Rethinking the Endangered Species Act's Implementation on Private, Working Lands (2018-2019)
Evidence gap maps are emerging as conservation tools that synthesize existing scientific research in a creative way, in order to guide evidence-based decision-making and identify areas where more targeted research is needed. Gap maps also help identify studies that suggest linkages between particular interventions and outcomes (e.g., ecological, social) and can help identify and characterize contexts for understanding tradeoffs and synergies in conservation decision-making. In the rapidly developing field of ocean science and conservation, evidence gap maps can provide informed and data-based direction for scientific, philanthropic, government and nongovernment organizations as they decide how to invest limited resources.

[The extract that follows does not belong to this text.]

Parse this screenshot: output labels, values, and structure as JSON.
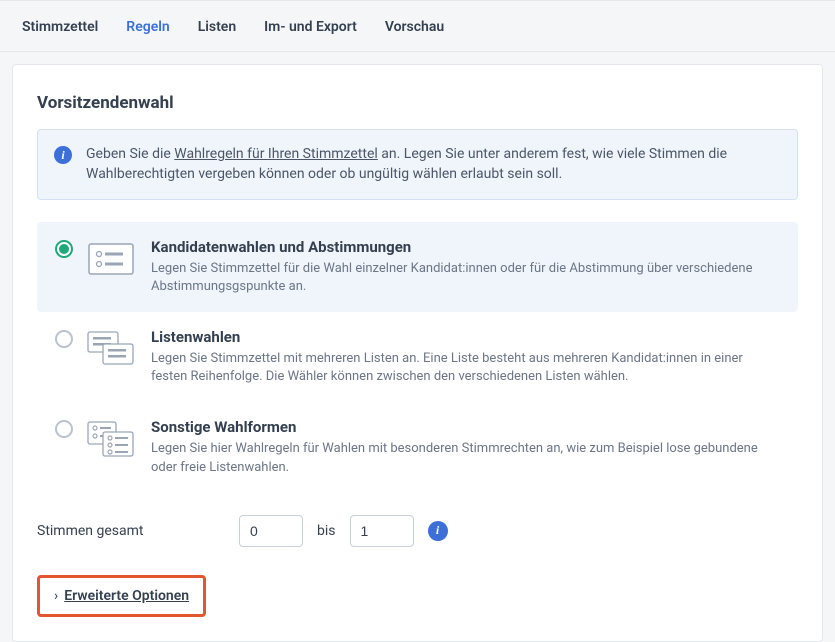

In collaboration with the World Wildlife Fund, this Bass Connections project developed an ocean evidence gap map with a subset of evidence gap maps on coral reefs, mangroves and seagrasses. The project’s interdisciplinary approach used natural and social science research to examine potential linkages between intervention (e.g., take limits, restoration) and both natural (e.g., fish abundance, ecosystem health and resilience) and social outcomes (e.g., income, well-being, degree of cooperative interactions).
The project team also assessed implications of the results of the ocean evidence gap map for World Wildlife Fund investments in ocean conservation and for research directions by Duke faculty and students. The team reviewed approaches to and methods for synthesizing literature, including gap maps; collaboratively developed the search terms and chose categorization of interventions and outcomes; and reviewed World Wildlife Fund interventions in the three focal habitats of coral reefs, mangroves and seagrasses.
Summer 2018 – Summer 2019
Evidence Mapping: Investigating the Social and Ecological Impacts of Conservation in Mangrove Ecosystems (master’s project by Willa Brooks, Amy Manz and Colyer Woolston MEM ’19)
Rethinking the Endangered Species Act’s Implementation on Private, Working Lands (poster by Joshua Azza, Virginia Frediani, Julia Kemper, Emily Leung, Alexander Loomis, Charles Mize, Spencer Scheidt, presented at Bass Connections Showcase, Duke University, April 17, 2019)
This Team in the News
Bonnie Joins Biden-Harris Administration in Climate Role at USDA
Meet New Blogger Anne Littlewood
The Importance of Evidence in Environmental Conservation
Donor Support Spurs Interdisciplinary Research on Pressing Global Challenges
See related team, Ocean Evidence Gap Map and Synthesis (2019-2020).
- Robert Bonnie, Nicholas School of the Environment
/graduate Team Members
Bryan David, Business and Environment
Virginia Frediani, Master of Environmental Management, Ecosystem Science and Conservation
Emily Leung, Master of Environmental Management, Ecosystem Science and Conservation, Forest Resource Management-MF
Alexander Loomis, Biology - PHD
Charles Mize, Forest Resource Management-MF, Master of Environmental Management, Environmental Economics/Policy
Spencer Scheidt, Juris Doctor
/undergraduate Team Members
Joshua Azza, Biology (BS), Music (AB2)
John Desan, Public Policy Studies (AB)
Julia Kemper , Environmental Sci/Policy (AB), Dance (AB2)